[DATA FOR THIS EXERCISE Boundary: Start]

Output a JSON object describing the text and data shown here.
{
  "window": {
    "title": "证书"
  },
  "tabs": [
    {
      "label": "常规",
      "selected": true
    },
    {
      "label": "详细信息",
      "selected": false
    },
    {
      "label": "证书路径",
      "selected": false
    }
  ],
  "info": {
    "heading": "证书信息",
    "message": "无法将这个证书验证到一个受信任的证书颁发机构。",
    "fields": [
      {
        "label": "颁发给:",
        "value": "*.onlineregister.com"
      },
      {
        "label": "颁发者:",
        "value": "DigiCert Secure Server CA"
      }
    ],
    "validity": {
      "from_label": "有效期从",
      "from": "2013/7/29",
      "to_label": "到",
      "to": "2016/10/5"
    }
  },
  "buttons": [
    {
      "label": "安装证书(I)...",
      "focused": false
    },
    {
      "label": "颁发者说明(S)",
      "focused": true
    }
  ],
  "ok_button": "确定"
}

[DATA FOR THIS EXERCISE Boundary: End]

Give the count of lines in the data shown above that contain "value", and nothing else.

**WRITTEN ANSWER:** 2